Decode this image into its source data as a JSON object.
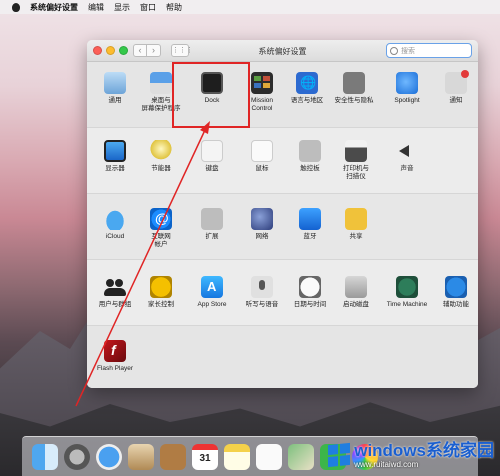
{
  "menubar": {
    "app_name": "系统偏好设置",
    "items": [
      "编辑",
      "显示",
      "窗口",
      "帮助"
    ]
  },
  "window": {
    "title": "系统偏好设置",
    "search_placeholder": "搜索",
    "back_glyph": "‹",
    "forward_glyph": "›",
    "grid_glyph": "⋮⋮⋮"
  },
  "panes": {
    "general": "通用",
    "desktop": "桌面与\n屏幕保护程序",
    "dock": "Dock",
    "mission_control": "Mission\nControl",
    "language": "语言与地区",
    "security": "安全性与隐私",
    "spotlight": "Spotlight",
    "notifications": "通知",
    "displays": "显示器",
    "energy": "节能器",
    "keyboard": "键盘",
    "mouse": "鼠标",
    "trackpad": "触控板",
    "printers": "打印机与\n扫描仪",
    "sound": "声音",
    "icloud": "iCloud",
    "internet_accounts": "互联网\n帐户",
    "extensions": "扩展",
    "network": "网络",
    "bluetooth": "蓝牙",
    "sharing": "共享",
    "users": "用户与群组",
    "parental": "家长控制",
    "appstore": "App Store",
    "dictation": "听写与语音",
    "datetime": "日期与时间",
    "startup": "启动磁盘",
    "timemachine": "Time Machine",
    "accessibility": "辅助功能",
    "flash": "Flash Player"
  },
  "dock": {
    "calendar_day": "31"
  },
  "watermark": {
    "main": "windows系统家园",
    "sub": "www.ruitaiwd.com"
  },
  "colors": {
    "highlight": "#e02525",
    "search_focus": "#6aa2e8"
  }
}
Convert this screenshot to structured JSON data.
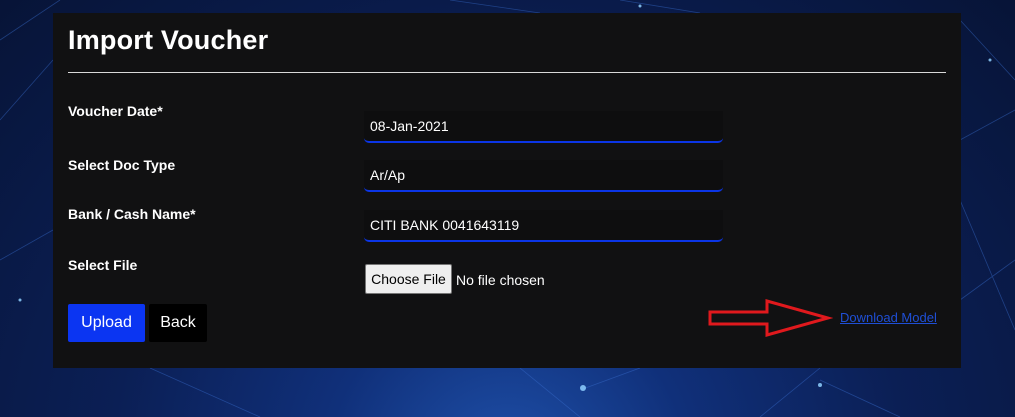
{
  "page": {
    "title": "Import Voucher"
  },
  "form": {
    "voucher_date": {
      "label": "Voucher Date*",
      "value": "08-Jan-2021"
    },
    "doc_type": {
      "label": "Select Doc Type",
      "value": "Ar/Ap"
    },
    "bank_cash": {
      "label": "Bank / Cash Name*",
      "value": "CITI BANK 0041643119"
    },
    "file": {
      "label": "Select File",
      "button_label": "Choose File",
      "status": "No file chosen"
    }
  },
  "actions": {
    "upload_label": "Upload",
    "back_label": "Back",
    "download_label": "Download Model"
  },
  "annotation": {
    "arrow_icon": "red-outline-arrow-right",
    "arrow_color": "#e0191d"
  },
  "colors": {
    "accent": "#0b35f2",
    "link": "#1f4fd6",
    "card_bg": "#111112"
  }
}
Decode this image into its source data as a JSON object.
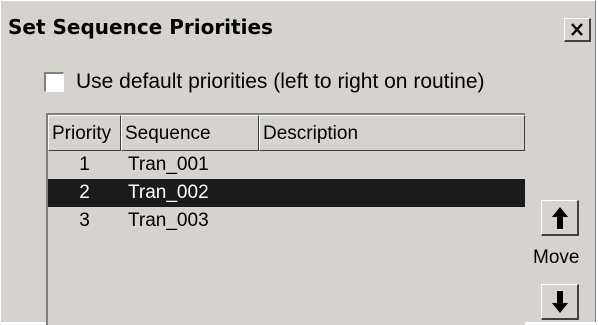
{
  "dialog": {
    "title": "Set Sequence Priorities",
    "close_icon": "close-icon"
  },
  "options": {
    "use_default_label": "Use default priorities (left to right on routine)",
    "use_default_checked": false
  },
  "list": {
    "columns": [
      "Priority",
      "Sequence",
      "Description"
    ],
    "rows": [
      {
        "priority": "1",
        "sequence": "Tran_001",
        "description": ""
      },
      {
        "priority": "2",
        "sequence": "Tran_002",
        "description": ""
      },
      {
        "priority": "3",
        "sequence": "Tran_003",
        "description": ""
      }
    ],
    "selected_index": 1
  },
  "move": {
    "label": "Move",
    "up_icon": "arrow-up-icon",
    "down_icon": "arrow-down-icon"
  },
  "colors": {
    "face": "#d6d3ce",
    "selection": "#1b1b1b"
  }
}
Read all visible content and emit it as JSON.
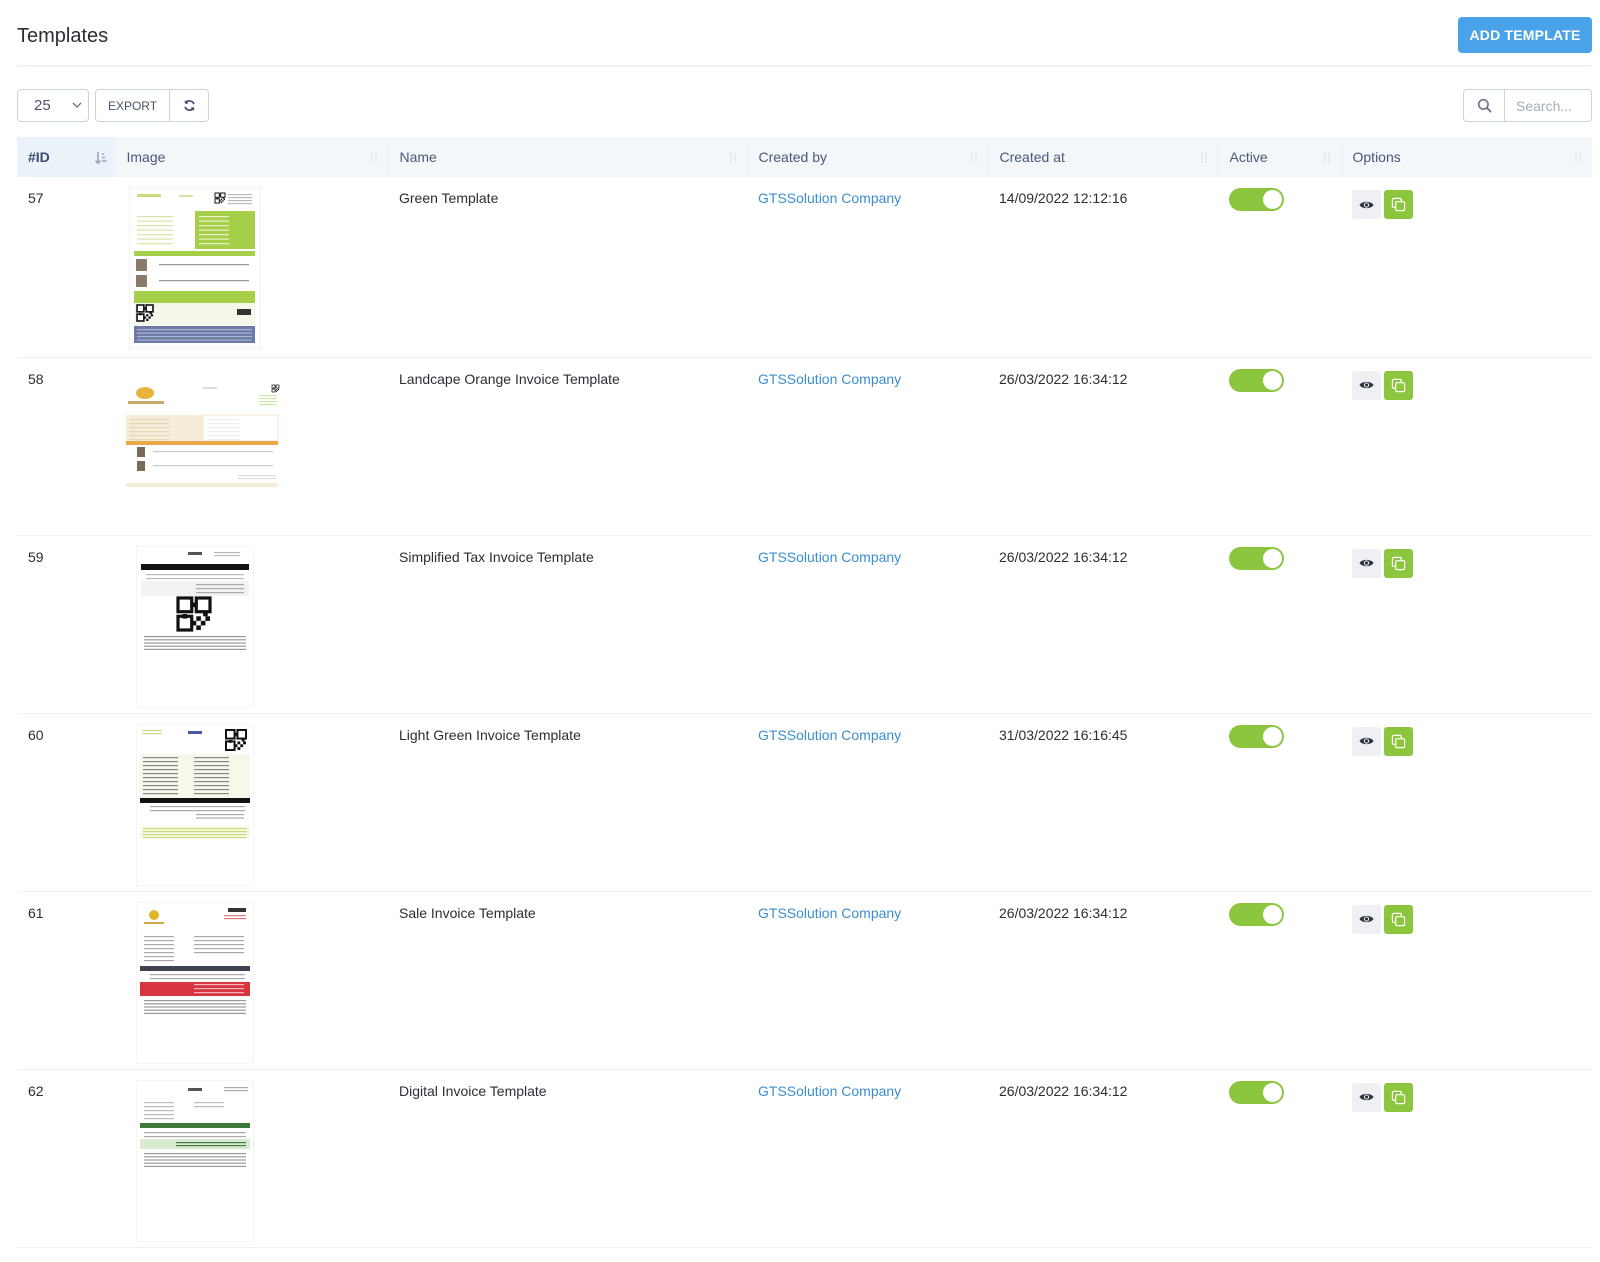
{
  "header": {
    "title": "Templates",
    "add_button": "ADD TEMPLATE"
  },
  "toolbar": {
    "page_size": "25",
    "export_label": "EXPORT",
    "refresh_icon": "refresh-icon",
    "search_placeholder": "Search...",
    "search_value": ""
  },
  "table": {
    "columns": [
      {
        "label": "#ID",
        "sorted": "desc"
      },
      {
        "label": "Image"
      },
      {
        "label": "Name"
      },
      {
        "label": "Created by"
      },
      {
        "label": "Created at"
      },
      {
        "label": "Active"
      },
      {
        "label": "Options"
      }
    ],
    "rows": [
      {
        "id": "57",
        "thumbnail": "green-template-preview",
        "name": "Green Template",
        "created_by": "GTSSolution Company",
        "created_at": "14/09/2022 12:12:16",
        "active": true
      },
      {
        "id": "58",
        "thumbnail": "landscape-orange-invoice-preview",
        "name": "Landcape Orange Invoice Template",
        "created_by": "GTSSolution Company",
        "created_at": "26/03/2022 16:34:12",
        "active": true
      },
      {
        "id": "59",
        "thumbnail": "simplified-tax-invoice-preview",
        "name": "Simplified Tax Invoice Template",
        "created_by": "GTSSolution Company",
        "created_at": "26/03/2022 16:34:12",
        "active": true
      },
      {
        "id": "60",
        "thumbnail": "light-green-invoice-preview",
        "name": "Light Green Invoice Template",
        "created_by": "GTSSolution Company",
        "created_at": "31/03/2022 16:16:45",
        "active": true
      },
      {
        "id": "61",
        "thumbnail": "sale-invoice-preview",
        "name": "Sale Invoice Template",
        "created_by": "GTSSolution Company",
        "created_at": "26/03/2022 16:34:12",
        "active": true
      },
      {
        "id": "62",
        "thumbnail": "digital-invoice-preview",
        "name": "Digital Invoice Template",
        "created_by": "GTSSolution Company",
        "created_at": "26/03/2022 16:34:12",
        "active": true
      }
    ]
  },
  "colors": {
    "primary": "#4aa3e8",
    "toggle_on": "#8cc63e",
    "link": "#3b8ed0",
    "header_bg": "#f4f7fa"
  }
}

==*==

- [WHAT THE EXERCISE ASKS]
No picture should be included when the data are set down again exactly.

- [WRITTEN RESPONSE]
Decode this image into its source data as a JSON object.
{
  "menubar": {
    "app_name": "系统偏好设置",
    "items": [
      "编辑",
      "显示",
      "窗口",
      "帮助"
    ]
  },
  "window": {
    "title": "系统偏好设置",
    "search_placeholder": "搜索",
    "back_glyph": "‹",
    "forward_glyph": "›",
    "grid_glyph": "⋮⋮⋮"
  },
  "panes": {
    "general": "通用",
    "desktop": "桌面与\n屏幕保护程序",
    "dock": "Dock",
    "mission_control": "Mission\nControl",
    "language": "语言与地区",
    "security": "安全性与隐私",
    "spotlight": "Spotlight",
    "notifications": "通知",
    "displays": "显示器",
    "energy": "节能器",
    "keyboard": "键盘",
    "mouse": "鼠标",
    "trackpad": "触控板",
    "printers": "打印机与\n扫描仪",
    "sound": "声音",
    "icloud": "iCloud",
    "internet_accounts": "互联网\n帐户",
    "extensions": "扩展",
    "network": "网络",
    "bluetooth": "蓝牙",
    "sharing": "共享",
    "users": "用户与群组",
    "parental": "家长控制",
    "appstore": "App Store",
    "dictation": "听写与语音",
    "datetime": "日期与时间",
    "startup": "启动磁盘",
    "timemachine": "Time Machine",
    "accessibility": "辅助功能",
    "flash": "Flash Player"
  },
  "dock": {
    "calendar_day": "31"
  },
  "watermark": {
    "main": "windows系统家园",
    "sub": "www.ruitaiwd.com"
  },
  "colors": {
    "highlight": "#e02525",
    "search_focus": "#6aa2e8"
  }
}
Convert this screenshot to structured JSON data.
{
  "page": {
    "title": "Import Voucher"
  },
  "form": {
    "voucher_date": {
      "label": "Voucher Date*",
      "value": "08-Jan-2021"
    },
    "doc_type": {
      "label": "Select Doc Type",
      "value": "Ar/Ap"
    },
    "bank_cash": {
      "label": "Bank / Cash Name*",
      "value": "CITI BANK 0041643119"
    },
    "file": {
      "label": "Select File",
      "button_label": "Choose File",
      "status": "No file chosen"
    }
  },
  "actions": {
    "upload_label": "Upload",
    "back_label": "Back",
    "download_label": "Download Model"
  },
  "annotation": {
    "arrow_icon": "red-outline-arrow-right",
    "arrow_color": "#e0191d"
  },
  "colors": {
    "accent": "#0b35f2",
    "link": "#1f4fd6",
    "card_bg": "#111112"
  }
}
Decode this image into its source data as a JSON object.
{
  "dialog": {
    "title": "Set Sequence Priorities",
    "close_icon": "close-icon"
  },
  "options": {
    "use_default_label": "Use default priorities (left to right on routine)",
    "use_default_checked": false
  },
  "list": {
    "columns": [
      "Priority",
      "Sequence",
      "Description"
    ],
    "rows": [
      {
        "priority": "1",
        "sequence": "Tran_001",
        "description": ""
      },
      {
        "priority": "2",
        "sequence": "Tran_002",
        "description": ""
      },
      {
        "priority": "3",
        "sequence": "Tran_003",
        "description": ""
      }
    ],
    "selected_index": 1
  },
  "move": {
    "label": "Move",
    "up_icon": "arrow-up-icon",
    "down_icon": "arrow-down-icon"
  },
  "colors": {
    "face": "#d6d3ce",
    "selection": "#1b1b1b"
  }
}
Read all visible content and emit it as JSON.
{
  "header": {
    "title": "Templates",
    "add_button": "ADD TEMPLATE"
  },
  "toolbar": {
    "page_size": "25",
    "export_label": "EXPORT",
    "refresh_icon": "refresh-icon",
    "search_placeholder": "Search...",
    "search_value": ""
  },
  "table": {
    "columns": [
      {
        "label": "#ID",
        "sorted": "desc"
      },
      {
        "label": "Image"
      },
      {
        "label": "Name"
      },
      {
        "label": "Created by"
      },
      {
        "label": "Created at"
      },
      {
        "label": "Active"
      },
      {
        "label": "Options"
      }
    ],
    "rows": [
      {
        "id": "57",
        "thumbnail": "green-template-preview",
        "name": "Green Template",
        "created_by": "GTSSolution Company",
        "created_at": "14/09/2022 12:12:16",
        "active": true
      },
      {
        "id": "58",
        "thumbnail": "landscape-orange-invoice-preview",
        "name": "Landcape Orange Invoice Template",
        "created_by": "GTSSolution Company",
        "created_at": "26/03/2022 16:34:12",
        "active": true
      },
      {
        "id": "59",
        "thumbnail": "simplified-tax-invoice-preview",
        "name": "Simplified Tax Invoice Template",
        "created_by": "GTSSolution Company",
        "created_at": "26/03/2022 16:34:12",
        "active": true
      },
      {
        "id": "60",
        "thumbnail": "light-green-invoice-preview",
        "name": "Light Green Invoice Template",
        "created_by": "GTSSolution Company",
        "created_at": "31/03/2022 16:16:45",
        "active": true
      },
      {
        "id": "61",
        "thumbnail": "sale-invoice-preview",
        "name": "Sale Invoice Template",
        "created_by": "GTSSolution Company",
        "created_at": "26/03/2022 16:34:12",
        "active": true
      },
      {
        "id": "62",
        "thumbnail": "digital-invoice-preview",
        "name": "Digital Invoice Template",
        "created_by": "GTSSolution Company",
        "created_at": "26/03/2022 16:34:12",
        "active": true
      }
    ]
  },
  "colors": {
    "primary": "#4aa3e8",
    "toggle_on": "#8cc63e",
    "link": "#3b8ed0",
    "header_bg": "#f4f7fa"
  }
}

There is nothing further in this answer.